• Exercise
What lines in the records below contain the string "this"? Copy every one.

• Task material
◆ ◆ ◆

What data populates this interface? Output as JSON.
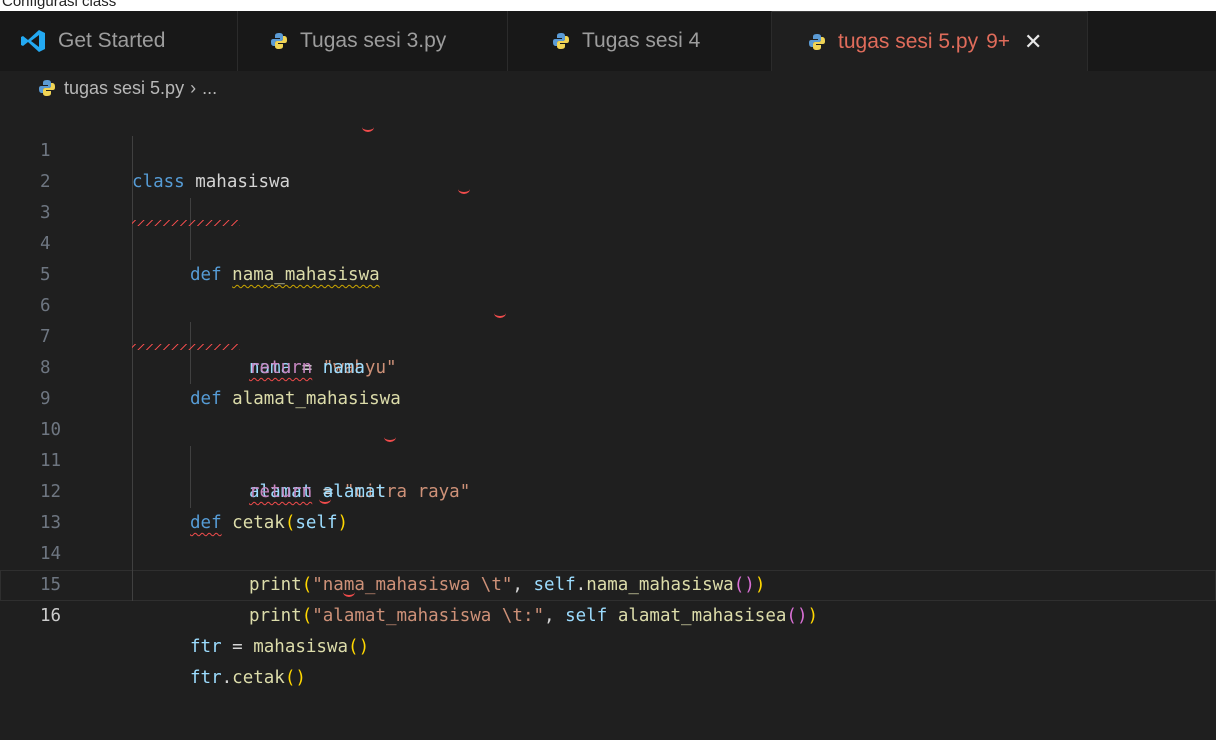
{
  "caption": "Configurasi class",
  "tabs": [
    {
      "label": "Get Started",
      "icon": "vscode-icon",
      "active": false
    },
    {
      "label": "Tugas sesi 3.py",
      "icon": "python-file-icon",
      "active": false
    },
    {
      "label": "Tugas sesi 4",
      "icon": "python-file-icon",
      "active": false
    },
    {
      "label": "tugas sesi 5.py",
      "badge": "9+",
      "close": "✕",
      "icon": "python-file-icon",
      "active": true
    }
  ],
  "breadcrumb": {
    "file": "tugas sesi 5.py",
    "separator": "›",
    "rest": "..."
  },
  "lines": [
    {
      "n": "1"
    },
    {
      "n": "2"
    },
    {
      "n": "3"
    },
    {
      "n": "4"
    },
    {
      "n": "5"
    },
    {
      "n": "6"
    },
    {
      "n": "7"
    },
    {
      "n": "8"
    },
    {
      "n": "9"
    },
    {
      "n": "10"
    },
    {
      "n": "11"
    },
    {
      "n": "12"
    },
    {
      "n": "13"
    },
    {
      "n": "14"
    },
    {
      "n": "15"
    },
    {
      "n": "16"
    }
  ],
  "tokens": {
    "class": "class",
    "mahasiswa": "mahasiswa",
    "def": "def",
    "nama_mahasiswa": "nama_mahasiswa",
    "nama": "nama",
    "eq": " = ",
    "wahyu": "\"wahyu\"",
    "return": "return",
    "alamat_mahasiswa": "alamat_mahasiswa",
    "alamat": "alamat",
    "citra": "\"citra raya\"",
    "cetak": "cetak",
    "self": "self",
    "print": "print",
    "s12": "\"nama_mahasiswa \\t\"",
    "s13": "\"alamat_mahasiswa \\t:\"",
    "alamat_mahasisea": "alamat_mahasisea",
    "ftr": "ftr",
    "dot": ".",
    "comma": ", ",
    "space": " ",
    "lp": "(",
    "rp": ")"
  },
  "colors": {
    "accent_active_tab": "#e06c5b",
    "error": "#f14c4c",
    "warning": "#cca700"
  }
}
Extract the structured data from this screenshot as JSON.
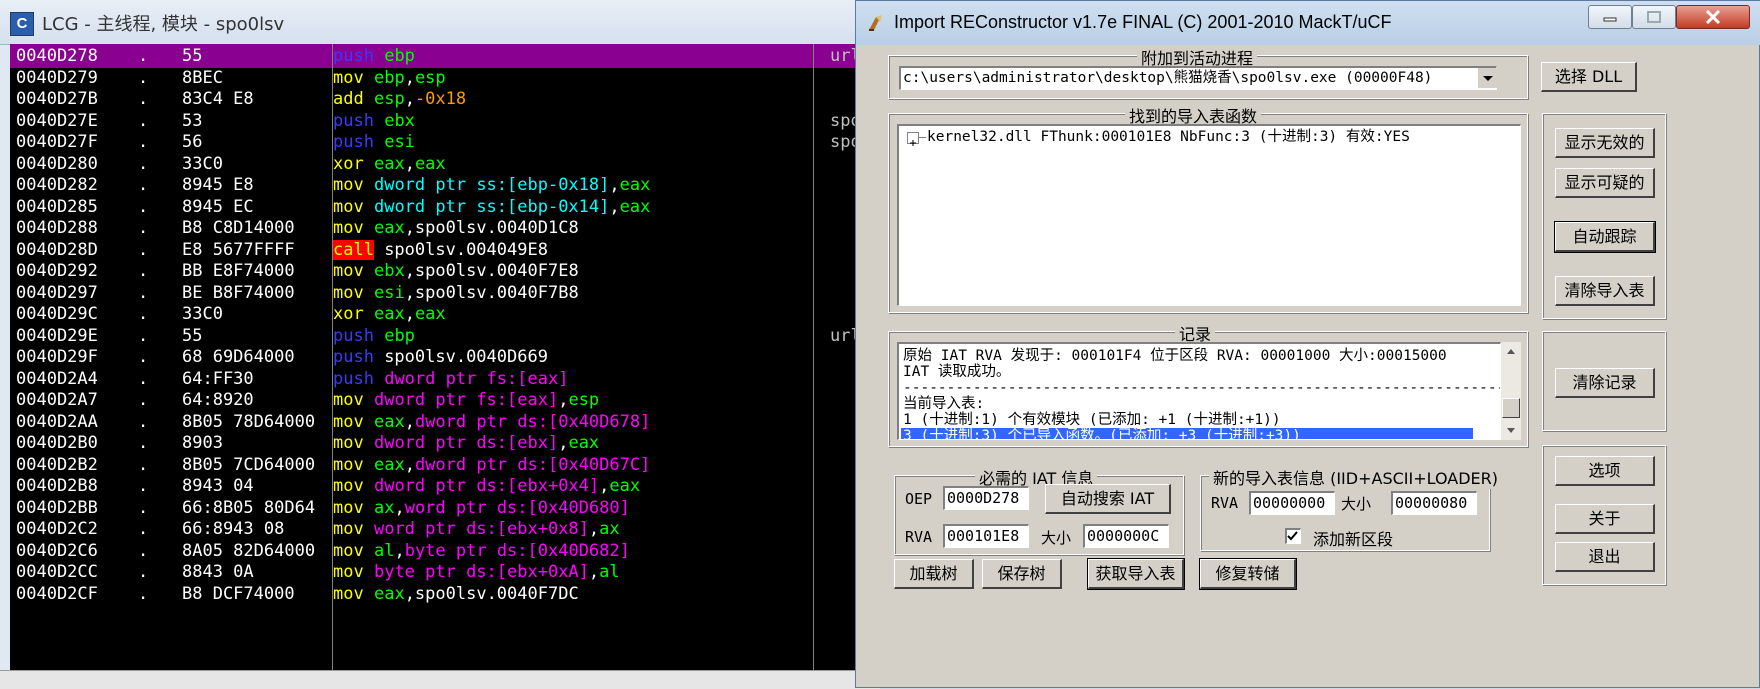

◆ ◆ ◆

• Answer for the task
What data populates this interface? Output as JSON.
Extract the structured data from this screenshot as JSON.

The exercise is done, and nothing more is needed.